My field experience in fighting malaria in Africa started with five years in central Sudan where I helped organize the Blue Nile Health Project in 1979, aimed at protecting 2 million people in the million acre Gezira Irrigation System. I benefited a great deal from the malaria experience of my Sudanese colleagues, as well as from the Iranians and others in the WHO Regional Office for the Eastern Mediterranean. I also benefited from the support of WHO Geneva, and from Letitia Obeng in UNEP.

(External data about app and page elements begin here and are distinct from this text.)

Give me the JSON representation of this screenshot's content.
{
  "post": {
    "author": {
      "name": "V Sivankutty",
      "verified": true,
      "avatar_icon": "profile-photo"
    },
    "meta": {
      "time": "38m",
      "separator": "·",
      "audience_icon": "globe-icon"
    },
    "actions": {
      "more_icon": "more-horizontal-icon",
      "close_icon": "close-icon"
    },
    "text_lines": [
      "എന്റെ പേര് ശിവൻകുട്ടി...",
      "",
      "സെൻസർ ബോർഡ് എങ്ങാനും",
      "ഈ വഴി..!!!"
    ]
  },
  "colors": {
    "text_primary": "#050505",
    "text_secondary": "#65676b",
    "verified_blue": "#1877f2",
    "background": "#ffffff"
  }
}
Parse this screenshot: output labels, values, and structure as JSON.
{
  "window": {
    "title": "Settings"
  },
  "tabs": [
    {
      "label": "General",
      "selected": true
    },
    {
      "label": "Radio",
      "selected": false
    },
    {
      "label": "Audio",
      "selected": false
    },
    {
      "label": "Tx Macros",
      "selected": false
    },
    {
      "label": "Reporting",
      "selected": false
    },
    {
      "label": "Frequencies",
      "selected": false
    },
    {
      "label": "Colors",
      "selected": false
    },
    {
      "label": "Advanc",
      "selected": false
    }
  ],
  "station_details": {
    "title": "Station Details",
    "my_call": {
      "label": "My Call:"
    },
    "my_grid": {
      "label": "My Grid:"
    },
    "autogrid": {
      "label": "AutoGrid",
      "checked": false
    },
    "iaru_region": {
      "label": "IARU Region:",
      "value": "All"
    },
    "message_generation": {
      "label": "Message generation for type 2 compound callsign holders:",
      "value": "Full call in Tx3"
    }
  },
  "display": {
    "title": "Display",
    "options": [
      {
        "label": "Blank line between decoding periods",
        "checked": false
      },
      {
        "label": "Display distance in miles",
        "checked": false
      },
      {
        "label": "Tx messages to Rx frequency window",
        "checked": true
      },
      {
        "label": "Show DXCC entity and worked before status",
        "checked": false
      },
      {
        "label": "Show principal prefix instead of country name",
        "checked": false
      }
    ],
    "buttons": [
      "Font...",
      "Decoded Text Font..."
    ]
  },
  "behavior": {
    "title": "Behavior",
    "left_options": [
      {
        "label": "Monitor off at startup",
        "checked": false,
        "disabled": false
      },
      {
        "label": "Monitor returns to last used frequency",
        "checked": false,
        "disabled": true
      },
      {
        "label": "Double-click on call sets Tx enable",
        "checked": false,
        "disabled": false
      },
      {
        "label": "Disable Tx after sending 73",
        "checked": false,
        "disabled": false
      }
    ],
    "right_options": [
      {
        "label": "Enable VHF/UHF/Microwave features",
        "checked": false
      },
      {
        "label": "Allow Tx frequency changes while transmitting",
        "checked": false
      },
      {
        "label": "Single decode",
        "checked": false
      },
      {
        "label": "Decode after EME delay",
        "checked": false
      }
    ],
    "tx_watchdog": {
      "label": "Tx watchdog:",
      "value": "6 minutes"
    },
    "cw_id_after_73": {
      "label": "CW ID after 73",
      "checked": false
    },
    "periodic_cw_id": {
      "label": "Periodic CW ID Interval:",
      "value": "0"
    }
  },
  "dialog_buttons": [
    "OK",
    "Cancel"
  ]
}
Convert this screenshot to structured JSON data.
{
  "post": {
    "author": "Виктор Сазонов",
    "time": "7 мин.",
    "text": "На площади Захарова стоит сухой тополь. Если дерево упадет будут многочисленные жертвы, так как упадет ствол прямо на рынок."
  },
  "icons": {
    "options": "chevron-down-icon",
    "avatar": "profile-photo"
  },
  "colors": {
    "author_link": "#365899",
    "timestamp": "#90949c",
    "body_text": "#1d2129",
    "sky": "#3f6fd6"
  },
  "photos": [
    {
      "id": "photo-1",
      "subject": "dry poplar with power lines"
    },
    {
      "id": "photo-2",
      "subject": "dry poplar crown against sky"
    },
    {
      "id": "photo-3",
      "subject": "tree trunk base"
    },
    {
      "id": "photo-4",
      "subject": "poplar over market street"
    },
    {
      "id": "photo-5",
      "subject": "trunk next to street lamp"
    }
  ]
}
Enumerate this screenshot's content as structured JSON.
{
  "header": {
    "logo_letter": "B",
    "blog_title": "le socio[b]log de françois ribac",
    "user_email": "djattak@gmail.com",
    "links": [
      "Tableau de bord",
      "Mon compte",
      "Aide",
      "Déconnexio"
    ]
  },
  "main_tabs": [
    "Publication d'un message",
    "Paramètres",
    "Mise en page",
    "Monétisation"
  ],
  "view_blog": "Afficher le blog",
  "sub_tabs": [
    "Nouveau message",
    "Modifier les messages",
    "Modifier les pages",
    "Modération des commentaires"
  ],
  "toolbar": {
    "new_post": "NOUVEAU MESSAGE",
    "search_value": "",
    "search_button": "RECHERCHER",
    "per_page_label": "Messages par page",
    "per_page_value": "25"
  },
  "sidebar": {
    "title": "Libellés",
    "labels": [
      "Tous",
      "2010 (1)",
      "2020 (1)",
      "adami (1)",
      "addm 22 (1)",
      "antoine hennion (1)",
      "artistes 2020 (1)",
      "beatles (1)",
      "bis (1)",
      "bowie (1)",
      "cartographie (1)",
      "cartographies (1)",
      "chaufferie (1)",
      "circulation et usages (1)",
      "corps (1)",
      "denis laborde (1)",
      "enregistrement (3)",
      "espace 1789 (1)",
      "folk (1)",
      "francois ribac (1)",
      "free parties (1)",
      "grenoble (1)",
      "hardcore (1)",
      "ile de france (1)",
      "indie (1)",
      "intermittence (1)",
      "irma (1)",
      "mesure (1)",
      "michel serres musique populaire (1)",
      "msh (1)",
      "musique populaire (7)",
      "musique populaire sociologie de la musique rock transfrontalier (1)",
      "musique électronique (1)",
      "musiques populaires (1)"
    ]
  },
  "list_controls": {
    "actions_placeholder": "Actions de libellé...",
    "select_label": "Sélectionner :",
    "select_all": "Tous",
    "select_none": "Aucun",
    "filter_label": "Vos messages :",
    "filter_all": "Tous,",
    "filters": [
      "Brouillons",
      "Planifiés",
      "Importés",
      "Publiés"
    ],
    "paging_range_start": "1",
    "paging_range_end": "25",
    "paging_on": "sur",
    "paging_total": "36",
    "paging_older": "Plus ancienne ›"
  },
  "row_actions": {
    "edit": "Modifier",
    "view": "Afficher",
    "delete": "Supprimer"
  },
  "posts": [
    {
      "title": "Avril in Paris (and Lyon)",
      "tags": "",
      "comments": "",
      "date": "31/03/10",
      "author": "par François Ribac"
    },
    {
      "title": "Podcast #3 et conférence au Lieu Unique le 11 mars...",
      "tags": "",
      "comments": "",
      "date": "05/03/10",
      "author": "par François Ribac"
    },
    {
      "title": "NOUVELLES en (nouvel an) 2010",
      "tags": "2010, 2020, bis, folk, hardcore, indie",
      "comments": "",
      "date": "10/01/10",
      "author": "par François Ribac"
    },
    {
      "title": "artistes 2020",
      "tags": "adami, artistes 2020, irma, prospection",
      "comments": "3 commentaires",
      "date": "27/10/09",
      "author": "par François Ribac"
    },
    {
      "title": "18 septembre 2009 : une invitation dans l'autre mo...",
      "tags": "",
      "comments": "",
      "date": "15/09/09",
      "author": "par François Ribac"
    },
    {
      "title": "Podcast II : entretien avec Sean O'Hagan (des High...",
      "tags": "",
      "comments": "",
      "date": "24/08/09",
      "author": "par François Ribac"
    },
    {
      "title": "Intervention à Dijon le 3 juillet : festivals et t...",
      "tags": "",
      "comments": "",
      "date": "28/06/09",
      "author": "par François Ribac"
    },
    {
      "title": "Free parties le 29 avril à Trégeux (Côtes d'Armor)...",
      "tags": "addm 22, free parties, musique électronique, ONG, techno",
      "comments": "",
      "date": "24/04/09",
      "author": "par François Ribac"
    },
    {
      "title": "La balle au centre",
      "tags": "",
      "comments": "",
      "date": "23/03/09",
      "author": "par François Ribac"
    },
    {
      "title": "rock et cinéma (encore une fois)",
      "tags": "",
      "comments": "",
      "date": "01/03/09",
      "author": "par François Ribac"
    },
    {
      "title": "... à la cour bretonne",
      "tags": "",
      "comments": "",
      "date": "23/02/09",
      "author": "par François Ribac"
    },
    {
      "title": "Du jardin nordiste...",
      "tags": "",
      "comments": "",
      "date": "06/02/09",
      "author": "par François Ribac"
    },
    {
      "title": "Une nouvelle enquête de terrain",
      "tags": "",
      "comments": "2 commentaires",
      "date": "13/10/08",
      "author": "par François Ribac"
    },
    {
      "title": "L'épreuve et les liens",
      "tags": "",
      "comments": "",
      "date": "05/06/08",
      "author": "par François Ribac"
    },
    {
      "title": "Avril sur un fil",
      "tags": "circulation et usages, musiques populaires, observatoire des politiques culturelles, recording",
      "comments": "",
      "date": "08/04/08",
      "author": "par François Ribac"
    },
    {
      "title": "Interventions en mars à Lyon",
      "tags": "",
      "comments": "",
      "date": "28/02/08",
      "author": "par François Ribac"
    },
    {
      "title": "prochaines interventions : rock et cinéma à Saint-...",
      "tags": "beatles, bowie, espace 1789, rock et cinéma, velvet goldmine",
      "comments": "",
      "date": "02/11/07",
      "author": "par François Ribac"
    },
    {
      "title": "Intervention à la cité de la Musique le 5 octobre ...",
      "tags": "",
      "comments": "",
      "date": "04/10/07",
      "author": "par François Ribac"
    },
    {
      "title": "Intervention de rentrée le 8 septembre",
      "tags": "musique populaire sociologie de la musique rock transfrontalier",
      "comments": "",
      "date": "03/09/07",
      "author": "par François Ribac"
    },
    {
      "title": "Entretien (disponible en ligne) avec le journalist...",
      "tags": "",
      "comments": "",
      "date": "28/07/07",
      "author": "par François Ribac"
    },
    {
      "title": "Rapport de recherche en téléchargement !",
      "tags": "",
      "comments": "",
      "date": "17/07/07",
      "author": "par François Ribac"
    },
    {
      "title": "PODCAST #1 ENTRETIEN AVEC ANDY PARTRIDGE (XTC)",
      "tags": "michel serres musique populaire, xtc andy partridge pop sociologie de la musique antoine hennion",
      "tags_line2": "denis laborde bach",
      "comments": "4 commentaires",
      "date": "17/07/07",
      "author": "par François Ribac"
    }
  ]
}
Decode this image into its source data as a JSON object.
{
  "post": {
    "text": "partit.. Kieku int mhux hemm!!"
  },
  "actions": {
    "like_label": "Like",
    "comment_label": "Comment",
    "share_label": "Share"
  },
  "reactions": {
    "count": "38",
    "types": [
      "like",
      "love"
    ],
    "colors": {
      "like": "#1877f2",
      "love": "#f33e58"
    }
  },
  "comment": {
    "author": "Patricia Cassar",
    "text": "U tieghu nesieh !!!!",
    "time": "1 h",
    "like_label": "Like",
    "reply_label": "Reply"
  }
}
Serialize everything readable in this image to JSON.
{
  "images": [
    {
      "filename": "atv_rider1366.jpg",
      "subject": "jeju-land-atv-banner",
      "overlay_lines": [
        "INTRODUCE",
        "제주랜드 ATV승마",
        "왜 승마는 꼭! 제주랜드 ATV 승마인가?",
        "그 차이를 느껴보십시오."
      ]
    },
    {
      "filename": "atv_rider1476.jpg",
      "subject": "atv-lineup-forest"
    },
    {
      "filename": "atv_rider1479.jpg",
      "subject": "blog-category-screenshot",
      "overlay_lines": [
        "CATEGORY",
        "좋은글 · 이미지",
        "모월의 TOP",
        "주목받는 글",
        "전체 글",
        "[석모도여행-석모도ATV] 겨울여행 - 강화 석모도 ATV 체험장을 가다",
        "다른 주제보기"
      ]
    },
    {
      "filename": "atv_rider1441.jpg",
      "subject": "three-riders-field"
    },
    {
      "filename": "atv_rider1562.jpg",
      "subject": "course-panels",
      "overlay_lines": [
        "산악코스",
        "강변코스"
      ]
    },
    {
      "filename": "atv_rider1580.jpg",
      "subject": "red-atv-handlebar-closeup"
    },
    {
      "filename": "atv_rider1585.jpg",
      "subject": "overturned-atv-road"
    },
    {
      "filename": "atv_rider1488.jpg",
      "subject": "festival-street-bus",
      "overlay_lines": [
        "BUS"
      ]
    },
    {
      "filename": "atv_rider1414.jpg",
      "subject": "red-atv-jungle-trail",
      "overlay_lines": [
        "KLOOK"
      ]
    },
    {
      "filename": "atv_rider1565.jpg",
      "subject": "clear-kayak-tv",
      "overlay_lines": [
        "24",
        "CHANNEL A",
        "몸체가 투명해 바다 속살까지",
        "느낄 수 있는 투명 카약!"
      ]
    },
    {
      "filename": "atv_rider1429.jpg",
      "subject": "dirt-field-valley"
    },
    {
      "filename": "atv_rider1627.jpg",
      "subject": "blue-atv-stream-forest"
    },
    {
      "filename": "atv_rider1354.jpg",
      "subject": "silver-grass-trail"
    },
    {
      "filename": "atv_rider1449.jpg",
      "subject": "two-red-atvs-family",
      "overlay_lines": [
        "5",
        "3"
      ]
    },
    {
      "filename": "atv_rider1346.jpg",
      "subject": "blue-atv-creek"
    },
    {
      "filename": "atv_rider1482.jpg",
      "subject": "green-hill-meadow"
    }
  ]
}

With the benefit of their experience, we developed the Kitchen Sink Strategy against malaria and other water-associated diseases. We realized the importance of using every available method in an integrated strategy - except the proverbial Kitchen Sink of course. This included careful management of water resources including improvements in existing irrigation and drainage systems, organization of community action groups in each village to improve health awareness and surface drainage, and increased diagnostic and treatment capabilities for the entire project area.
The 150 million dollar project was highly successful for ten years. But when the funding ended and a devastating military coup crippled our drainage program, malaria returned with a vengeance. At first I thought that this disaster was the fate of all short malaria control efforts in Africa – ‘The Immunity Trap’. We ran into this trap because we had held the malaria prevalence below 1% during the ten years of the project. So in 1989 when the project ended, most children under 10 years of age had never been exposed to malaria, and had developed no immunity. The rest of the population had also lost much of their immunity. The return of malaria was thus devastating to the whole population.
But to my surprise, that was only part of the story. The other part which I realized only recently, had been the impact of drought. If you recall the horrible Ethiopian famine of 1985, it was caused by a regional drought which had started a few years earlier and gradually depleted the water and food reserves of the upper Nile River Valley around Ethiopia and Sudan. The drought broke in 1989, the same year our project ended.
We had not realized that the unusually effective suppression of malaria during the ten years of our project had been amplified by the absence of rainfall along the Blue Nile River during the same period. And the lethal return of malaria in 1990 - when prevalences in school children rose above 30% and cerebral malaria killed and maimed thousands - was due not only to the Immunity Trap, but also to the heavy rains which washed over Ethiopia and Sudan, and the consequent increase in mosquitoes and malaria transmission.
This was an important lesson to me about the importance of rainfall in the epidemiology and control of malaria. Droughts might help suppress malaria, and heavy rains after the drought could exacerbate the lethal impact of malaria’s return.
I thus recommend to the folks who run the US Presidential Malaria Initiative, and to all malaria people in the Roll Back Malaria Program and WHO, that you be zealous about collecting data on rainfall, mosquitoes and malaria before and during your programs, and that you continue to be aware of the extra potential for the Immunity Trap in drought-prone areas. To avoid the Immunity Trap, you must develop an integrated strategy which includes permanent measures - such as drainage, screened houses and community action programs - to supplement the ephemeral methods based on drugs and biocides. Otherwise you are putting large populations at risk from a lethal outbreak when your program ends, or when heavy rains end the drought. So beware the Immunity Trap. Also watch out for military dictators. Dictators are as bad as mosquitoes.